For every line in the listing below that contains the word "Skin", add one to the tally. State the final number and nothing else.
(DATA SHOWN begins)
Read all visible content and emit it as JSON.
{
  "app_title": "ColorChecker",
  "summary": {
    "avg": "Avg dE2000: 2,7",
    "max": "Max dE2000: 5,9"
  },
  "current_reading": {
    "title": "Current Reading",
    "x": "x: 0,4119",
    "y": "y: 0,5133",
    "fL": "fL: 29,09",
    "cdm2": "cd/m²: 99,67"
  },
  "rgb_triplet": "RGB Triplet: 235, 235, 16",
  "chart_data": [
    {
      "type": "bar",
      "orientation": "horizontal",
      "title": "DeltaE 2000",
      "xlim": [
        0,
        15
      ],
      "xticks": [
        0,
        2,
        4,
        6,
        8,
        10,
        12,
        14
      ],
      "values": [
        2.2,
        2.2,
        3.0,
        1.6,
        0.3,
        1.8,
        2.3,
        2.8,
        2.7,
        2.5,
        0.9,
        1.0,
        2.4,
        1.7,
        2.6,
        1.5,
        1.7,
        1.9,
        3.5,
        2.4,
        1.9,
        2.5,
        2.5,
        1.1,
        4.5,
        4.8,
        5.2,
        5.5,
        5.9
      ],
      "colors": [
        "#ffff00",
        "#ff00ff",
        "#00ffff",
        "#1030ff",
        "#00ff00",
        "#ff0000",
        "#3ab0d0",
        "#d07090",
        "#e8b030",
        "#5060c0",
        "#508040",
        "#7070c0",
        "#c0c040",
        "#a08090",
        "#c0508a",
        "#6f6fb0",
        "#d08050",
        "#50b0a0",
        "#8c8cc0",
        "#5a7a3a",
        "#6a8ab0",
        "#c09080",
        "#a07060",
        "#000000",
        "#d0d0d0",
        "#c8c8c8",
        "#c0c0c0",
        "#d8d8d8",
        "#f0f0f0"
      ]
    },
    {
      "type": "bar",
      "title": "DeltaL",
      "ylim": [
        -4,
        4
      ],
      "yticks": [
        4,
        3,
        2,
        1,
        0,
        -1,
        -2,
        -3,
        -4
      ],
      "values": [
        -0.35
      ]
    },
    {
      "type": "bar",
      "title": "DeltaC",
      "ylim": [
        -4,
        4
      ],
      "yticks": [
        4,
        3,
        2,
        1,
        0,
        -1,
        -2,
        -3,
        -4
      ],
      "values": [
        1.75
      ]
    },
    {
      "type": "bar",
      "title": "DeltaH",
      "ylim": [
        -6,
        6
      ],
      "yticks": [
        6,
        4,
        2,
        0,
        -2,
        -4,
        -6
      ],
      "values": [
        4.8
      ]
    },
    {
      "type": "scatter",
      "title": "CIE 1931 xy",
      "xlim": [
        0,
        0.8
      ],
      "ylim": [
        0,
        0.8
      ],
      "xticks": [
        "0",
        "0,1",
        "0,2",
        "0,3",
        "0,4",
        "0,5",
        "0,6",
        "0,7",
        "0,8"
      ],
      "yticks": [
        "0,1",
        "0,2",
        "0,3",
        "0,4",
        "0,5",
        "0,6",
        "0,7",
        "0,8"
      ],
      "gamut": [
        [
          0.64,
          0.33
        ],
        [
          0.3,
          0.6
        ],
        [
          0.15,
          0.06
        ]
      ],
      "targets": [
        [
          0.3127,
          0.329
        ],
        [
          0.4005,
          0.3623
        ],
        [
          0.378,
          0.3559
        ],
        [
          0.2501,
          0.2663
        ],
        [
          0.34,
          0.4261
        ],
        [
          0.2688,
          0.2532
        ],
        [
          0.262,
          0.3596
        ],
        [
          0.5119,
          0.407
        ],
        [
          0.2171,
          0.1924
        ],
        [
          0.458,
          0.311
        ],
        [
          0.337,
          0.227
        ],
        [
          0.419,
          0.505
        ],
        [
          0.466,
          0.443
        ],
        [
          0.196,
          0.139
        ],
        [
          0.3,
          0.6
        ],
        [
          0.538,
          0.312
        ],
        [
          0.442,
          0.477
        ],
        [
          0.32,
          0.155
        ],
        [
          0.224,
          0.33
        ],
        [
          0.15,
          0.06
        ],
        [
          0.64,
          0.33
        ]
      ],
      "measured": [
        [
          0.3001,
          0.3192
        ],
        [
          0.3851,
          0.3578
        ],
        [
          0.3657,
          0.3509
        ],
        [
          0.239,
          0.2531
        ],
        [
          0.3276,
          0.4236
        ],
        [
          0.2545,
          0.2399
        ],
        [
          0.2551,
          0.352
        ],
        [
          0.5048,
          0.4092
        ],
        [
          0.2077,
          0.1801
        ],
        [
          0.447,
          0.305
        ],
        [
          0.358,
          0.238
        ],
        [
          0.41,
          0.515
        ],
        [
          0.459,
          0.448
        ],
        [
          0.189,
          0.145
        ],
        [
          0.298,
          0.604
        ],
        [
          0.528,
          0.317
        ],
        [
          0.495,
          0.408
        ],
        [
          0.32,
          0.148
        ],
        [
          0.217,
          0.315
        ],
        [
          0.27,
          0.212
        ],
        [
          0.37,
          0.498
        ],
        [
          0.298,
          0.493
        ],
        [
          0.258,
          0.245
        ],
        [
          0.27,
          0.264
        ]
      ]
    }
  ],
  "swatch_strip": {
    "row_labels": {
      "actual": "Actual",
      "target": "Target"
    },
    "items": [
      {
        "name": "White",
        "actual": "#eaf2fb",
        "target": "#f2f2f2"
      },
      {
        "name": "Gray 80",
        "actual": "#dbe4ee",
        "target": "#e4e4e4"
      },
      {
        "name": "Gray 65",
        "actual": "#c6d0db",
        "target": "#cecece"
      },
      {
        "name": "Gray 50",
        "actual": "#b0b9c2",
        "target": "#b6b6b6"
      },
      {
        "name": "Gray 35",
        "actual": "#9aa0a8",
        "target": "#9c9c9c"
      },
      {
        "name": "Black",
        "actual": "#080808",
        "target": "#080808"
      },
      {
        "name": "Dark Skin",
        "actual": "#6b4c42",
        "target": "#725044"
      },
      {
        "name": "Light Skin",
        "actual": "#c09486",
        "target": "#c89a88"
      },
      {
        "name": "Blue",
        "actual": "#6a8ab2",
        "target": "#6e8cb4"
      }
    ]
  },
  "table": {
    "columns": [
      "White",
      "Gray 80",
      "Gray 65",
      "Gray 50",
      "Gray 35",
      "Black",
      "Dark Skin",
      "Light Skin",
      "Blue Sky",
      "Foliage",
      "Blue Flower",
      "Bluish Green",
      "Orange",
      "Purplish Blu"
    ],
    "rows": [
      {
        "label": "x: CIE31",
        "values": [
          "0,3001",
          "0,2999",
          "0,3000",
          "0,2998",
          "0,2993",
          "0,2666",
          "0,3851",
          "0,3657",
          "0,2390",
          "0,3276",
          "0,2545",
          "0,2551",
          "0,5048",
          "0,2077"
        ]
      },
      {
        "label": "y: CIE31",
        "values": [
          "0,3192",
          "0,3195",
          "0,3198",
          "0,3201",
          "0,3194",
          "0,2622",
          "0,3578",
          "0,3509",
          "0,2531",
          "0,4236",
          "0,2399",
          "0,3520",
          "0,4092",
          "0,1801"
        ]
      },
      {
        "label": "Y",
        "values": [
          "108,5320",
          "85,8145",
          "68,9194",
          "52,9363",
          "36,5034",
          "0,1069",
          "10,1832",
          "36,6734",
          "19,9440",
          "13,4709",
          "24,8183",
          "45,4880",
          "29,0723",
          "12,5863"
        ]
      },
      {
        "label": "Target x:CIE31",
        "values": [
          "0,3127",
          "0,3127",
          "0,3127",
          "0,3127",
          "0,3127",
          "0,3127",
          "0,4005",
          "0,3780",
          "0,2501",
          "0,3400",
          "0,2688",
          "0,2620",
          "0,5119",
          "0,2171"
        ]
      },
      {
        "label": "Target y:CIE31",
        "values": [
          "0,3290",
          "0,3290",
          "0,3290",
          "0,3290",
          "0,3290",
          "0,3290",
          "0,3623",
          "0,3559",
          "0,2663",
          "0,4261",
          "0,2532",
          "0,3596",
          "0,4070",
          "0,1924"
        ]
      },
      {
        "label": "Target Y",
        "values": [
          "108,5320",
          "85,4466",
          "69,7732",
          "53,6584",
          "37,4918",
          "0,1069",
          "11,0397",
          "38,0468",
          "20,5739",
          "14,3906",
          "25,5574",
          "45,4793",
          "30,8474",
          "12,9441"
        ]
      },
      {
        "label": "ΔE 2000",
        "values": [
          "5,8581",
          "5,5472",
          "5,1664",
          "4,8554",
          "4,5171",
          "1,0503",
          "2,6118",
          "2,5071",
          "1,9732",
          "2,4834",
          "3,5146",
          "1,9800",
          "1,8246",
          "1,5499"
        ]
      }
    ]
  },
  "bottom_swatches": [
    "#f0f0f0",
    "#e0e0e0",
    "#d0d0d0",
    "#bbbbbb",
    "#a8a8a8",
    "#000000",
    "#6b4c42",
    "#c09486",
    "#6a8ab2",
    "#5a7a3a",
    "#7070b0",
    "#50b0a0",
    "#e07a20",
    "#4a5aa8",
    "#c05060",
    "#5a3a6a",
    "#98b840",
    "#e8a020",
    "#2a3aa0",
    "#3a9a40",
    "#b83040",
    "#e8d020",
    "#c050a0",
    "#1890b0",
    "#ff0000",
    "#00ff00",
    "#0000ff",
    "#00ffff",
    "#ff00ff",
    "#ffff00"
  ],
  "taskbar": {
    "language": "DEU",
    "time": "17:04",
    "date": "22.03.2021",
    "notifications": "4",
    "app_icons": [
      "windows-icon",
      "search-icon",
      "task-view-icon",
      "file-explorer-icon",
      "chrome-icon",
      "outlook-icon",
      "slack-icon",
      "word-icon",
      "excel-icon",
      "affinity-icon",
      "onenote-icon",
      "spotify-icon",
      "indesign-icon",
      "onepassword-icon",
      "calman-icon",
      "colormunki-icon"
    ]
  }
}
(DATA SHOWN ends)
OUTPUT FOR THIS TASK: 4